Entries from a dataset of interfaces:
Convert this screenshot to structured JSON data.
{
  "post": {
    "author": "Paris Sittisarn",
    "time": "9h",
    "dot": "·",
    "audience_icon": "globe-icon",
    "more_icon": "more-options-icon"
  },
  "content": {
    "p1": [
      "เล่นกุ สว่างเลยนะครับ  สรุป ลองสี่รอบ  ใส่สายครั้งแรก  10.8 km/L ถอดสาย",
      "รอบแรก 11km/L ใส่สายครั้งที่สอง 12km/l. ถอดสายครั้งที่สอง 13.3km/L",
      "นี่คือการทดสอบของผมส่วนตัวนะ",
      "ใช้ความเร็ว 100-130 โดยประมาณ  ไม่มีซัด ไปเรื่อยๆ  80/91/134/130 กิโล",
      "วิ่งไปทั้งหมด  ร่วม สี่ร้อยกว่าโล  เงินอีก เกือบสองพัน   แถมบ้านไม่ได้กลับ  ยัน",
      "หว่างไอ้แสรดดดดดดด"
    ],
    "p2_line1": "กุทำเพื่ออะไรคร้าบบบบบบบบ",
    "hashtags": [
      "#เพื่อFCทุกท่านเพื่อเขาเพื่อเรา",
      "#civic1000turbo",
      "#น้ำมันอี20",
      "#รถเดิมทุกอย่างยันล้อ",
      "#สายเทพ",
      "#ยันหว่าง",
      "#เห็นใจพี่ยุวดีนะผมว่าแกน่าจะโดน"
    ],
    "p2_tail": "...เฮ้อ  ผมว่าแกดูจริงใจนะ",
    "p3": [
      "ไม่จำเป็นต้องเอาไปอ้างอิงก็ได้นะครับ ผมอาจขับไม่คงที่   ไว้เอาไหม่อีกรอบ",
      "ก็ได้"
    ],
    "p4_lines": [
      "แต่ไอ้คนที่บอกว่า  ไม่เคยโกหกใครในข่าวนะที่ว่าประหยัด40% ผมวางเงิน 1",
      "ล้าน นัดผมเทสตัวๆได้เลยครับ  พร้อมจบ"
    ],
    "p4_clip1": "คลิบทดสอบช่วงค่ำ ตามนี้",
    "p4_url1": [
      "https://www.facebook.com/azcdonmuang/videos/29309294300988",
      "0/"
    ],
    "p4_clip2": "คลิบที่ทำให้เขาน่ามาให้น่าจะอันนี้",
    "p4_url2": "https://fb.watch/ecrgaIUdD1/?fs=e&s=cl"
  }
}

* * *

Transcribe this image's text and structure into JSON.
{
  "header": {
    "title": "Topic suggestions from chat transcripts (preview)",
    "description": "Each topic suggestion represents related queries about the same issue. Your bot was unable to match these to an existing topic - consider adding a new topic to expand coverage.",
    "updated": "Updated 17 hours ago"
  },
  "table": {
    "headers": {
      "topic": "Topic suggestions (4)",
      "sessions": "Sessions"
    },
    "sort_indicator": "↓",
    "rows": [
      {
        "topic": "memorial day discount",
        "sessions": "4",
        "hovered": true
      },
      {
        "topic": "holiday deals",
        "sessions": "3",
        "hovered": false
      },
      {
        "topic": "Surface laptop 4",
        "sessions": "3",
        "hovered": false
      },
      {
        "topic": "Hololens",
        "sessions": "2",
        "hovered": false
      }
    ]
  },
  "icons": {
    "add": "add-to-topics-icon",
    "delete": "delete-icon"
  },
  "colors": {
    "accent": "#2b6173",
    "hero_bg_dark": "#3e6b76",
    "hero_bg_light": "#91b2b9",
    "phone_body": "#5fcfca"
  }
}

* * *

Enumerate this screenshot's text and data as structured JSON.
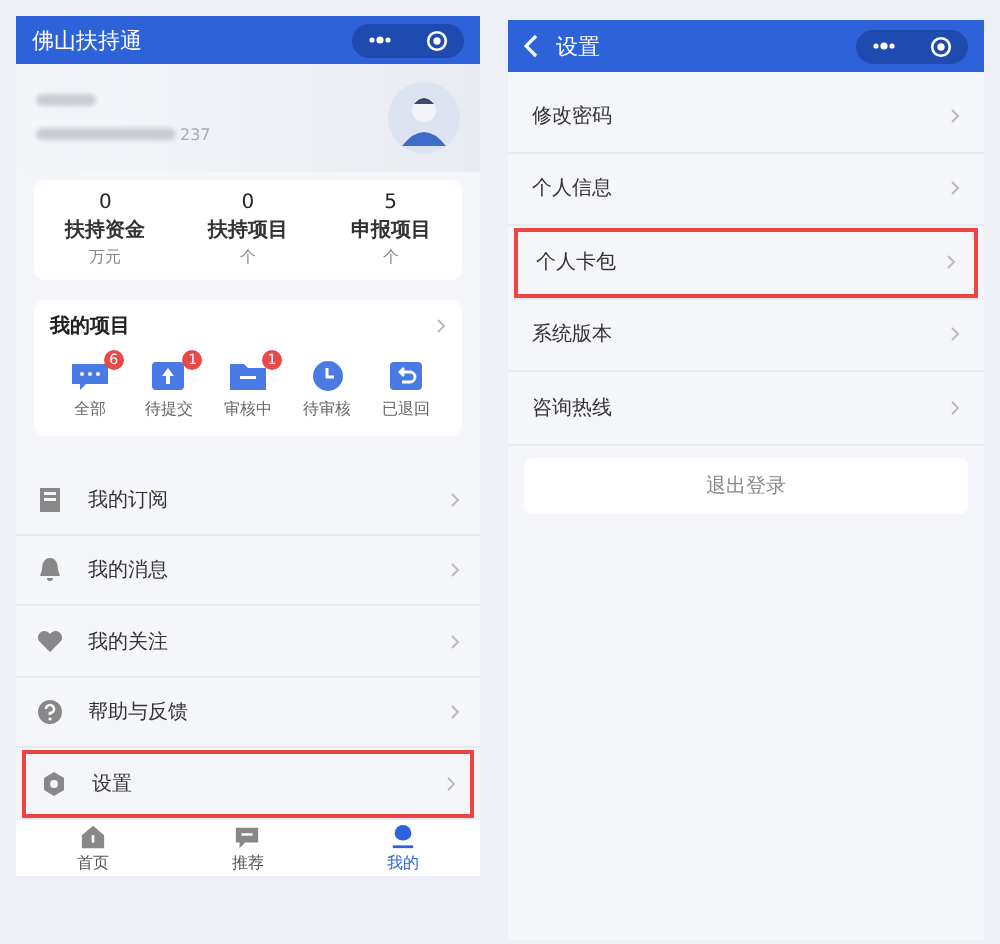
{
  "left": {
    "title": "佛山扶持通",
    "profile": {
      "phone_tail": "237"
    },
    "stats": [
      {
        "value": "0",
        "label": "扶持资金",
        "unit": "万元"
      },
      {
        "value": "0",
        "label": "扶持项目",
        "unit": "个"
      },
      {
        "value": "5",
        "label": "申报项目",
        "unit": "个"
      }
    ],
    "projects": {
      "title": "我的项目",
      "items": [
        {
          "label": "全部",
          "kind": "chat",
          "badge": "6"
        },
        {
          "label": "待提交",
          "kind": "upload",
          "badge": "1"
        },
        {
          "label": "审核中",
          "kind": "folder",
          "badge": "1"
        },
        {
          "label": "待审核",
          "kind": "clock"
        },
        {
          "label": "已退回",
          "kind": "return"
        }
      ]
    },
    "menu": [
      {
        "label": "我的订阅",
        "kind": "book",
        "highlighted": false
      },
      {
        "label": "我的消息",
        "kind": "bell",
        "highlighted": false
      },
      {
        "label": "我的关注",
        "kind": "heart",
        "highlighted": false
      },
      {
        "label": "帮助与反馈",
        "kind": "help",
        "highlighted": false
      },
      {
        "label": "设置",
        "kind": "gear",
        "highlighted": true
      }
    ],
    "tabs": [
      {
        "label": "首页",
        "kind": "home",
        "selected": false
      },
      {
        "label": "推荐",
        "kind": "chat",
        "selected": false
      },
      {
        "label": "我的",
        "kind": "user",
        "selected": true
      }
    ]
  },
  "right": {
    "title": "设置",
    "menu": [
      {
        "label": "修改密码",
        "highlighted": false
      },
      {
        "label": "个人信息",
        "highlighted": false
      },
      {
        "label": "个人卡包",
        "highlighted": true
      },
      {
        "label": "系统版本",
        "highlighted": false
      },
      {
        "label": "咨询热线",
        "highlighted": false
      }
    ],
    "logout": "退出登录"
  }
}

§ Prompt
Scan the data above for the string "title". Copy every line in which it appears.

§ Exercise output
    "title": "Topic suggestions from chat transcripts (preview)",
    "title": "佛山扶持通",
      "title": "我的项目",
    "title": "设置",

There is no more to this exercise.